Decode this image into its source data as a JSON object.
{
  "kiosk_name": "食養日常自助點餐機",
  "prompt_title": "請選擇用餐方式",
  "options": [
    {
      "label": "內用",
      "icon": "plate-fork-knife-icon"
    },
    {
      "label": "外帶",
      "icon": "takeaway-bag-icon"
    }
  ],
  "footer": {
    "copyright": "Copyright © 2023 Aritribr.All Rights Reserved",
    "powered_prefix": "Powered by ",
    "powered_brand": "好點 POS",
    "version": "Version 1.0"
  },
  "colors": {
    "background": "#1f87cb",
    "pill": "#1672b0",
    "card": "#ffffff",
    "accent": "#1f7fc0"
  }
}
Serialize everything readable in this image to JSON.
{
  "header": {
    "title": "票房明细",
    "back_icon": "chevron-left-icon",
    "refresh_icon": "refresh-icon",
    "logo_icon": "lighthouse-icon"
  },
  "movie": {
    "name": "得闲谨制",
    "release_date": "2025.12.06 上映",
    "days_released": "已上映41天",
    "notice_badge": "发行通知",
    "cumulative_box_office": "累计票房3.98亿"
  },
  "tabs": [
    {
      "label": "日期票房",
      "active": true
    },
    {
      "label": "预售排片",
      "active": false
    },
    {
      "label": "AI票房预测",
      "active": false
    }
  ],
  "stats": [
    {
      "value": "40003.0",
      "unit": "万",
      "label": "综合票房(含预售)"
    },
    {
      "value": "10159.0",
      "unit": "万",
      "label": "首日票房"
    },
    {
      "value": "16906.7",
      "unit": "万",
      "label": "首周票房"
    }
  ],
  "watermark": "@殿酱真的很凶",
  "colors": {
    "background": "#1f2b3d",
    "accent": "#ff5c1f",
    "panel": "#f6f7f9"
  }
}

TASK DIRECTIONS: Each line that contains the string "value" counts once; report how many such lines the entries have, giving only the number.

YOUR SOLUTION: 3